Based on the stories of Beatrix Potter, Peter Rabbit sees talk show host James Corden voice the titular, fun-loving, trouble-making bunny. With Mr. McGregor gone, Peter and his animal friends take over the house and garden the old man kept locked up. However, McGregor’s grand nephew Thomas (Domhnall Gleeson) soon moves in when he inherits the property. A battle arises between man and rabbit over not just control of the garden but also for the affections of McGregor’s friendly neighbor, Bea (Rose Byrne).


 


There’s no denying that Peter Rabbit’s target audience is children, and they’re going to love this. What kid, after all, can resist cutesy animals jumping around, dancing, trashing a house and singing (yes, you’ll be forced to once again endure the melodies of James Corden, I’m afraid), especially when the animation is so impressive that it seamlessly blends its CGI characters into the live-action backgrounds? If you’re an adult bringing your child to this, you’re probably wondering if there’s anything you’ll get out of it, and the answer is you’d be surprised.


Humour-wise the film is a bit all over the place as it struggles to find balanced content that appeals to both grown-ups and children. In the end, there is a distinct mix of simple, silly jokes targeted at young’uns and jokes for adults that will go totally over the kids’ heads. The latter includes when the rabbits talk about having dressing on the side to avoid weight gain, a fox getting his chest shaved while passed out at a party, and Peter having a trippy moment while enjoying a carrot, which he offers to another rabbit, who refuses it. It’s hit-and-miss initially but one does come to settle into the film’s persistent brand of humour, which has a very talk show feel about it, likely inspired by Corden’s presence.

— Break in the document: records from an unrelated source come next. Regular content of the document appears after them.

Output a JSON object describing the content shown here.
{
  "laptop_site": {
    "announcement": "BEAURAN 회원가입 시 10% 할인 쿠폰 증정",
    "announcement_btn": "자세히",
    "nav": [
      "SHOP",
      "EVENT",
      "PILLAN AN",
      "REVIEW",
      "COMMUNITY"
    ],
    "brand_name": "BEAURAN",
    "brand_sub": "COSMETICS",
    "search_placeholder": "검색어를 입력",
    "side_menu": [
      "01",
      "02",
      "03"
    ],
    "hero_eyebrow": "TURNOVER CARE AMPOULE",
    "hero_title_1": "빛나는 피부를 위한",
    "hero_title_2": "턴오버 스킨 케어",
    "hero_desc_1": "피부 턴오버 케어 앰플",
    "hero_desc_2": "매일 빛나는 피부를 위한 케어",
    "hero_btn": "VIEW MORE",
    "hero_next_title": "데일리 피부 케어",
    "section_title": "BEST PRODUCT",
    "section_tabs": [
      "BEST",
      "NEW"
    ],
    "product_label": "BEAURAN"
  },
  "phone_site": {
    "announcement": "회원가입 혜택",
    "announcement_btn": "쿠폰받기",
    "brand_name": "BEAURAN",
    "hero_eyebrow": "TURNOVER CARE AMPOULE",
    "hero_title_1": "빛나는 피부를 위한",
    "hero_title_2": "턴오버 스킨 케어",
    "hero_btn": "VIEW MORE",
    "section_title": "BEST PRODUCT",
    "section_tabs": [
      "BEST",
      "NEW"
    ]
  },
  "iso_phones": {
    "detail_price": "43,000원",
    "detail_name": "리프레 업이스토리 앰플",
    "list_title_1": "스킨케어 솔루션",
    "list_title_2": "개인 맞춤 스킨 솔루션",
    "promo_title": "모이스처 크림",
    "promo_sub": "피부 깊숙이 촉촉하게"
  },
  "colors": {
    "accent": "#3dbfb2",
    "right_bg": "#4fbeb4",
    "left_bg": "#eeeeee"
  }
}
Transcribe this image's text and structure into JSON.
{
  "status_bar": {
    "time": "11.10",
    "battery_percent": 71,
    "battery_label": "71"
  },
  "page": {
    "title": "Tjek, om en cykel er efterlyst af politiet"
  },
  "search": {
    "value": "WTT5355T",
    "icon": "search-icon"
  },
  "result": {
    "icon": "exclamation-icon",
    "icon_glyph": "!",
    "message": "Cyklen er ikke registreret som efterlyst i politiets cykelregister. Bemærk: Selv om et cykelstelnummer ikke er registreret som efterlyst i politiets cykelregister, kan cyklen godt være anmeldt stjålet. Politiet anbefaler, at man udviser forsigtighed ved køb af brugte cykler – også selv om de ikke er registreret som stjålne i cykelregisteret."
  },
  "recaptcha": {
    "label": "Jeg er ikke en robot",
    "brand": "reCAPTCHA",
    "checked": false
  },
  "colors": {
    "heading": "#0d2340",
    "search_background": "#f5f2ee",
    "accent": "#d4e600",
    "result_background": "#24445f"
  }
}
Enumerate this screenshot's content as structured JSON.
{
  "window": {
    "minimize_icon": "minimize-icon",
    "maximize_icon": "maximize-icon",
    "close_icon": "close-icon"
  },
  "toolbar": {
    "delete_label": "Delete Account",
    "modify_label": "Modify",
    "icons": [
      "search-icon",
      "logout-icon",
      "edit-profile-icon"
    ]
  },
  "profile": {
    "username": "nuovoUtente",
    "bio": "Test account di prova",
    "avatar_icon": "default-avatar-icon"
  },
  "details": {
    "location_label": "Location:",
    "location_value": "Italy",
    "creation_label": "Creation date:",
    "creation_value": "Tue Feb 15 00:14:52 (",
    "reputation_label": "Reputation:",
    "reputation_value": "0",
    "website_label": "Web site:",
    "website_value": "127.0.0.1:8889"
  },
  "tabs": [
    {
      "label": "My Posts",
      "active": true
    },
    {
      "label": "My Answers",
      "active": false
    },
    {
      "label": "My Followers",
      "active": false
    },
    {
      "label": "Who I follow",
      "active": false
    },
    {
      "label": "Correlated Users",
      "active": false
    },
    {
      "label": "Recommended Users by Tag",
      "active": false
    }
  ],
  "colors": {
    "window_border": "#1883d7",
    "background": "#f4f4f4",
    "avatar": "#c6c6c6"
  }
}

Full of pratfalls and slapstick comedy, the movie is reminiscent of such children’s classics as Mousehunt and Home Alone, where the antagonist gets electrocuted, beaten up, falls down etc. If that’s not to your taste, stay away, but in fairness, Domhnall Gleeson might change your mind. Gleeson is intrinsic to making the movie work, his character alternately cleaning obsessively, chasing wildlife, trashing Harrod’s toy shop, getting into a fist fight with Peter, and generally being knocked around the place. As he has done countless times, the Irish actor shows that you can pretty much give him any role and he will not only meet the requirements but exceed all expectations. He elevates the movie to another level.


Another interesting aspect of Peter Rabbit is the surprising amount of moral complexity it incorporates. Typically, your average kid’s movie has a straightforward good guy-bad guy dichotomy, but in Peter Rabbit, you’re given reason to sympathise with both Peter and Tom and, in fact, both of them come off as pretty crappy. Mind you, the likelihood of kids grasping this fairly complex concept is debatable. They’ll likely just take the side of the animals.


Generally speaking, the movie is quite silly and not always balanced. At the same time, it’s so persistently warm and fuzzy that most audiences won’t be able to help but be even a little charmed by it.